Econsultancy also found that a growing number of companies are using attribution models that encompass both digital and offline channels. In the 2017 survey, 60% of company respondents said they are using some type of multichannel attribution, up from only 42% in the 2016  survey.

On the surface, the growing use of marketing attribution looks like a positive development. However, Econsultancy's research also revealed some troublesome facts about how marketing attribution is currently practiced. The survey asked participants to identify the specific attribution methods they are using and rate the effectiveness of each method. The following table shows the percentage of company respondents using each attribution method, and the percentage rating each method as very or somewhat effective:

These findings are disturbing because the three most widely-used attribution methods (and four of the top five) are methods that assign all of the revenue from a sale to one marketing touch point. Even more disturbing, large majorities of the survey respondents rated these methods as very or somewhat effective - 92% for first touch, 86% for first click, 85% for last touch, and 74% for last click. In reality, none of these "single touch" attribution methods will produce an accurate assessment of performance of value.

The Econsultancy research also found that most companies don't act on the insights derived from marketing attribution. The survey asked participants to indicate their agreement or disagreement with this statement:  "We don't action the insights we get from attribution." Twenty-three percent of company respondents strongly agreed with the statement, and another 47% agreed somewhat.

It's likely that marketers aren't relying on the results they obtain from attribution because they lack confidence in the validity of the attribution models they are using. They intuitively recognize that those models are incomplete at best, and may be seriously flawed.

The Bottom Line

Proving the impact of marketing is likely to remain challenging for the foreseeable future. Accurately attributing revenue to a marketing activity is a difficult task, particularly for companies with complex sales cycles that involve multiple decision makers.

The most important first step is to stop using all forms of single-touch attribution (first-touch, first-click, last-touch, and last-click). Except in rare cases, any single-touch attribution method will produce inaccurate results and lead to poor marketing decisions.

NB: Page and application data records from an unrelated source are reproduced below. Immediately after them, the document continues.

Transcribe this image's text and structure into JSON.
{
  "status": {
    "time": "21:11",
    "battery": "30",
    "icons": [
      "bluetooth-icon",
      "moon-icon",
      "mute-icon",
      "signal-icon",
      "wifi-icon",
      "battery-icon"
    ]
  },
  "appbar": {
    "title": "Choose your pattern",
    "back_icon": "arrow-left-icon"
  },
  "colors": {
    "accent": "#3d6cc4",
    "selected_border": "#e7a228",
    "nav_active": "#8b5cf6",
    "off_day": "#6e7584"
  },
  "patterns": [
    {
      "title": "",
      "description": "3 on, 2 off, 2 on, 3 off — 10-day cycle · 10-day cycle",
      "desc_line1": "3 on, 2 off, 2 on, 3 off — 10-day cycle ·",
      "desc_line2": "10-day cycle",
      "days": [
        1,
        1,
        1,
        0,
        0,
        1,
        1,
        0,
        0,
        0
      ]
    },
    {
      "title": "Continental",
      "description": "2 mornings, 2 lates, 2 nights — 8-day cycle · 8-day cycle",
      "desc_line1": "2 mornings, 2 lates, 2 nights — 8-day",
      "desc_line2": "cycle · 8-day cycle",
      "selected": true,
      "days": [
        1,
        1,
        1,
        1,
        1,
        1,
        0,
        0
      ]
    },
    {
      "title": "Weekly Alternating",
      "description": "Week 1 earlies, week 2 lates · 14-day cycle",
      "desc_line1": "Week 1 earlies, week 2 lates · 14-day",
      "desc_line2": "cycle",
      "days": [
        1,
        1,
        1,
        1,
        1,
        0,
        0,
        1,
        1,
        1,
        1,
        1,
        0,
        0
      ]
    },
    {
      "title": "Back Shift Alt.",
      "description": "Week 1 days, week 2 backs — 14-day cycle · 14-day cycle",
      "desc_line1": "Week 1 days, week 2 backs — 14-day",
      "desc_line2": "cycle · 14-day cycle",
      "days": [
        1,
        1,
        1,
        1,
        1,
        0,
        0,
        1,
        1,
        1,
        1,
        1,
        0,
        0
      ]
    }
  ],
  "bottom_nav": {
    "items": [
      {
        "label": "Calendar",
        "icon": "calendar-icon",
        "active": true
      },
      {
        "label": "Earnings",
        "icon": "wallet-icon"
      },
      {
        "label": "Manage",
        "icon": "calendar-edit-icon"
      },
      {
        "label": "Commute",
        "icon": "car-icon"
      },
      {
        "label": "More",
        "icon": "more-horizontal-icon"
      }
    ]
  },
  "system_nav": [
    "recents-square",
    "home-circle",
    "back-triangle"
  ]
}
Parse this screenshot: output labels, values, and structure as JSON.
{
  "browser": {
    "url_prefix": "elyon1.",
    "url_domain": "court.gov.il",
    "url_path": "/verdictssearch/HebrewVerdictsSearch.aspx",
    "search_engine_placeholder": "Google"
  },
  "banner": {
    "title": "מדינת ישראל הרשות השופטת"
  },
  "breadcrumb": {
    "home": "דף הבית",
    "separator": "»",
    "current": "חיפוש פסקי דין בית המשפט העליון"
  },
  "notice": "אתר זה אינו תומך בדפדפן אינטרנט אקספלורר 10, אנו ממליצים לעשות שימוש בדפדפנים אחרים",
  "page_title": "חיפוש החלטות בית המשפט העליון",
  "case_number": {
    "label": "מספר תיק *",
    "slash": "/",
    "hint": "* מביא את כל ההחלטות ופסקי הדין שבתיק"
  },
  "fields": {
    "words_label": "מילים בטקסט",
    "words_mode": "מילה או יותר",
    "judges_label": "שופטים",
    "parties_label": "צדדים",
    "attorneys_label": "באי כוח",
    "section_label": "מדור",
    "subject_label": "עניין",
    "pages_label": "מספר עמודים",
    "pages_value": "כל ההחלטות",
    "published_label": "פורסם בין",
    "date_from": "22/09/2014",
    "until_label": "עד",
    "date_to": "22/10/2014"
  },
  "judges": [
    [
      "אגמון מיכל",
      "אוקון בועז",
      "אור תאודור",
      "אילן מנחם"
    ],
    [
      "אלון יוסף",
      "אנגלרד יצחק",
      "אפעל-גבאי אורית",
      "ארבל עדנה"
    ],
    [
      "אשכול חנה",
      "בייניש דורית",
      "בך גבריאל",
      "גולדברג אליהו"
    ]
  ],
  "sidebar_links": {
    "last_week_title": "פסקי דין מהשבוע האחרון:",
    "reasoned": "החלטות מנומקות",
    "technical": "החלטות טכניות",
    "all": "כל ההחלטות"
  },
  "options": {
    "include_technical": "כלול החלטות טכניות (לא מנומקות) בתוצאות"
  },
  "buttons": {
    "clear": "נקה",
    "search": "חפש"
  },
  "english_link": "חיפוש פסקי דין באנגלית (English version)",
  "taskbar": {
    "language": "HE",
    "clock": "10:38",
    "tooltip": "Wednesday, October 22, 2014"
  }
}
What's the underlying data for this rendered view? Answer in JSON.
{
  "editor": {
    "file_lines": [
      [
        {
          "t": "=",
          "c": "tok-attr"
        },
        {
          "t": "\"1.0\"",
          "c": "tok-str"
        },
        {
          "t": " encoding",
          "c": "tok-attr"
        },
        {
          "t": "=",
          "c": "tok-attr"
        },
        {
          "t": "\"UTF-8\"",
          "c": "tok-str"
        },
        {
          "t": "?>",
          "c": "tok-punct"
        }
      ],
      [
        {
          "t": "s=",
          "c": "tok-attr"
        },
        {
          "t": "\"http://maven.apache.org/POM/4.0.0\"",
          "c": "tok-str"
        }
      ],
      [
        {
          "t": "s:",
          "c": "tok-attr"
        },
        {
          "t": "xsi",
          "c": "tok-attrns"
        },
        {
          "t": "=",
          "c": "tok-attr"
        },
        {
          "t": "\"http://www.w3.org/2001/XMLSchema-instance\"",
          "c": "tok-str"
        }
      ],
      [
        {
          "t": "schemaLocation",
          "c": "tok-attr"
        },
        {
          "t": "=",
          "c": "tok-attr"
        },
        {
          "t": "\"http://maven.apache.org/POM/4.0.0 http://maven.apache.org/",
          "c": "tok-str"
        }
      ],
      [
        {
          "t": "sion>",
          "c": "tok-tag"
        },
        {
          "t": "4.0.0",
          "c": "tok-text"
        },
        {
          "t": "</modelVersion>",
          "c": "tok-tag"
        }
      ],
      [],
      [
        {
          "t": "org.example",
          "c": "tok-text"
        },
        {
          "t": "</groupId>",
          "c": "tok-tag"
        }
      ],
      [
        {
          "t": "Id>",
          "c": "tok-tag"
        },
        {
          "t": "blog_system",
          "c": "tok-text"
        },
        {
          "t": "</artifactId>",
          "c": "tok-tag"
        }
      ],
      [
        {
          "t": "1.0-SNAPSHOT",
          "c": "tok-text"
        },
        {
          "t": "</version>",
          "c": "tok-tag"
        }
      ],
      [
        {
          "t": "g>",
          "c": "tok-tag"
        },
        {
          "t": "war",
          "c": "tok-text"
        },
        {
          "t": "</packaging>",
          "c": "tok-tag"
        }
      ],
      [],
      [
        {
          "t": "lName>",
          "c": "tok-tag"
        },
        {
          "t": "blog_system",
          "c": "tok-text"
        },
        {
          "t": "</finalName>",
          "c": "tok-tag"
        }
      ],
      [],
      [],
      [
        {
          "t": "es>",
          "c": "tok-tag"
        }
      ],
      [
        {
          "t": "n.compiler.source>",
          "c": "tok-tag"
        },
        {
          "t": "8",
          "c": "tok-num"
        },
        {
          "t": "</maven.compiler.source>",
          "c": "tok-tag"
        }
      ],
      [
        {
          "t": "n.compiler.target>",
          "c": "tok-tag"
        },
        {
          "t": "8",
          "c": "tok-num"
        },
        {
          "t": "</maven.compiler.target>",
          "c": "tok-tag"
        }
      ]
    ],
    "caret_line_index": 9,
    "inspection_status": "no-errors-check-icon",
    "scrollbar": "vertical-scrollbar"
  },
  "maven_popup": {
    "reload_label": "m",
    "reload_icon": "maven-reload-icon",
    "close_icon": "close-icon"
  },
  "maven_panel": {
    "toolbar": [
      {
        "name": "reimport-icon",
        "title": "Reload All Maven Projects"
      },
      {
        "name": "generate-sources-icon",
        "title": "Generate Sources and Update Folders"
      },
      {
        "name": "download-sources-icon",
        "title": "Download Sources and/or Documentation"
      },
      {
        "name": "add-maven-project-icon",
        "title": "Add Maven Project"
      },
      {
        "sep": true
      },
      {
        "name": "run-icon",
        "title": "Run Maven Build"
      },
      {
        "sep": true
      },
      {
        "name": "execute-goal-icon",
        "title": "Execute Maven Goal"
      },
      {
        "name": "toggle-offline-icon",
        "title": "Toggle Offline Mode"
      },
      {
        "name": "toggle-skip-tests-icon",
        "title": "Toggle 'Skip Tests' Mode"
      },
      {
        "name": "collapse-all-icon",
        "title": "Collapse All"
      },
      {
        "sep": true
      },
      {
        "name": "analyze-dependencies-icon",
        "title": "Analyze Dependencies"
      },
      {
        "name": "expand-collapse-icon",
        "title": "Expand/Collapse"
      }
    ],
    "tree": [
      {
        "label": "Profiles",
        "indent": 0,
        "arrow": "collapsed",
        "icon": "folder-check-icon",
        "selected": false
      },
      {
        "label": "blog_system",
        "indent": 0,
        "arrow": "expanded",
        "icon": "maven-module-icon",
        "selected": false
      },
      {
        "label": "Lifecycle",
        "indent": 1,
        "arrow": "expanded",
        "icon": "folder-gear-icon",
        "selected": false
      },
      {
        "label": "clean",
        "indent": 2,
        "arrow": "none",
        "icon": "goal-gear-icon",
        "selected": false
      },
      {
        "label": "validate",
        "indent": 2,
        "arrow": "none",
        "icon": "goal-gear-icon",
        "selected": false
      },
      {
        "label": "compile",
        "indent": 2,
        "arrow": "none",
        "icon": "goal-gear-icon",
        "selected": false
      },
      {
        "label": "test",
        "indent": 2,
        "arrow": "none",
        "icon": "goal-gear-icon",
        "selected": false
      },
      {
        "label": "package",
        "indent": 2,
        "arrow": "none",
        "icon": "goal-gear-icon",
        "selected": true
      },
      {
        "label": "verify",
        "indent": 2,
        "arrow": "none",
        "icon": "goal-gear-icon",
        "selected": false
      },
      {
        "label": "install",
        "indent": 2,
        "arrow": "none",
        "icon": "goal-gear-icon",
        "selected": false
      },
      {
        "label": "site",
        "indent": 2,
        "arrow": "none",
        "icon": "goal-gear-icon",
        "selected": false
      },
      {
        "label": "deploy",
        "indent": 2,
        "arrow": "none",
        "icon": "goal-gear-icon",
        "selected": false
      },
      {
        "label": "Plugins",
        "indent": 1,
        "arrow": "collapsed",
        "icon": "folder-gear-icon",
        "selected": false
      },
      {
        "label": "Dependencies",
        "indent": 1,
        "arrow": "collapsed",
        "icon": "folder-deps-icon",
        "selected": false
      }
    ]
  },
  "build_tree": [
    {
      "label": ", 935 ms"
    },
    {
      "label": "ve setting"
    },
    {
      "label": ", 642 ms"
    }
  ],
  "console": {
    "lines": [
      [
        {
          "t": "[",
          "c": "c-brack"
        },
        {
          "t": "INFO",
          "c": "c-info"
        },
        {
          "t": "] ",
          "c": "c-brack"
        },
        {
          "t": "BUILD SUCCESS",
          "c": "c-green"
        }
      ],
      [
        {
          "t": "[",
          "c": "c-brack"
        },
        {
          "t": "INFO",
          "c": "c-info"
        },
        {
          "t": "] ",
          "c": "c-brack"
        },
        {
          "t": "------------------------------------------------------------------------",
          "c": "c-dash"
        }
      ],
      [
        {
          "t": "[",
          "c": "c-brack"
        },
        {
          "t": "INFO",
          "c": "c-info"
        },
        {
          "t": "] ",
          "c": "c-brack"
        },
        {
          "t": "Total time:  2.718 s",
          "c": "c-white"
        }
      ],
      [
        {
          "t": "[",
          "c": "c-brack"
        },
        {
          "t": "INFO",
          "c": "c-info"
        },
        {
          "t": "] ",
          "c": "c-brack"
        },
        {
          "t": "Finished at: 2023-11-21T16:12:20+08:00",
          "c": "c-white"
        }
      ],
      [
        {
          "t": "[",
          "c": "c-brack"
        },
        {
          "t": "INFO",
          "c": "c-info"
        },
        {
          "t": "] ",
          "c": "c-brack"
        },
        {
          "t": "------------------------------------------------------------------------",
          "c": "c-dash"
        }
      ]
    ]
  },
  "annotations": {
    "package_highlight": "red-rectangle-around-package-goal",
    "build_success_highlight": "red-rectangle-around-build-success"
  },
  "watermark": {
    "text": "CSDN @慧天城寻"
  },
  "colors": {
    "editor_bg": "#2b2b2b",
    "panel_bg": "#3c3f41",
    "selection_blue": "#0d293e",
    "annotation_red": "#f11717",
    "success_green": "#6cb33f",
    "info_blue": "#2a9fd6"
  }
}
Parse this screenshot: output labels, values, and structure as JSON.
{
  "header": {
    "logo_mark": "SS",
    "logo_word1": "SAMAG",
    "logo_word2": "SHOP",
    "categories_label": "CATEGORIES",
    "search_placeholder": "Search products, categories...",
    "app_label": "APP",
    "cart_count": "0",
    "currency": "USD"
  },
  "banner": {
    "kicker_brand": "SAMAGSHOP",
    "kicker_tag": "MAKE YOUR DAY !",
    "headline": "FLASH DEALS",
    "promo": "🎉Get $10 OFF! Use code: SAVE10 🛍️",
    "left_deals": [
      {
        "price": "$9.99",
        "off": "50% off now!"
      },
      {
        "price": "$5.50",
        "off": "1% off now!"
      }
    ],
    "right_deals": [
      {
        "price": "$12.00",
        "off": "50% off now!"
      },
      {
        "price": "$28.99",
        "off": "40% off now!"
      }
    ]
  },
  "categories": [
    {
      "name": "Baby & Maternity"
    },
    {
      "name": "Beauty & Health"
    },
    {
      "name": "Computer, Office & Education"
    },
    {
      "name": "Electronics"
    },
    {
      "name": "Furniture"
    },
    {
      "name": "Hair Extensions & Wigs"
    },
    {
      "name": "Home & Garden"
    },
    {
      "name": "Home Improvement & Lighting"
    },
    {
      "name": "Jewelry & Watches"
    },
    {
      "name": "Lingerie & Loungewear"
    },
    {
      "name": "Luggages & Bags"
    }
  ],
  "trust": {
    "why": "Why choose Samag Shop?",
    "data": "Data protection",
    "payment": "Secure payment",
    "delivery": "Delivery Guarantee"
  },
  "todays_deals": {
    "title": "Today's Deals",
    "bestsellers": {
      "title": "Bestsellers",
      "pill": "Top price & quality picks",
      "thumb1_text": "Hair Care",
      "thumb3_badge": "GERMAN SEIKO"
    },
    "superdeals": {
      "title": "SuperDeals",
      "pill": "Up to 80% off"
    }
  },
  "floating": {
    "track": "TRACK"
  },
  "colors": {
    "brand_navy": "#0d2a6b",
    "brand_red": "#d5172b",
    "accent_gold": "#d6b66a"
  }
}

Custom attribution was regarded as the best attribution method by participants in the Econsultancy research, with 48% of the respondents rating it as very effective. Developing and implementing a custom attribution model requires a fair amount of thought and time, but the benefit is a more accurate view of marketing performance.

Top image courtesy of Rick B via Flickr.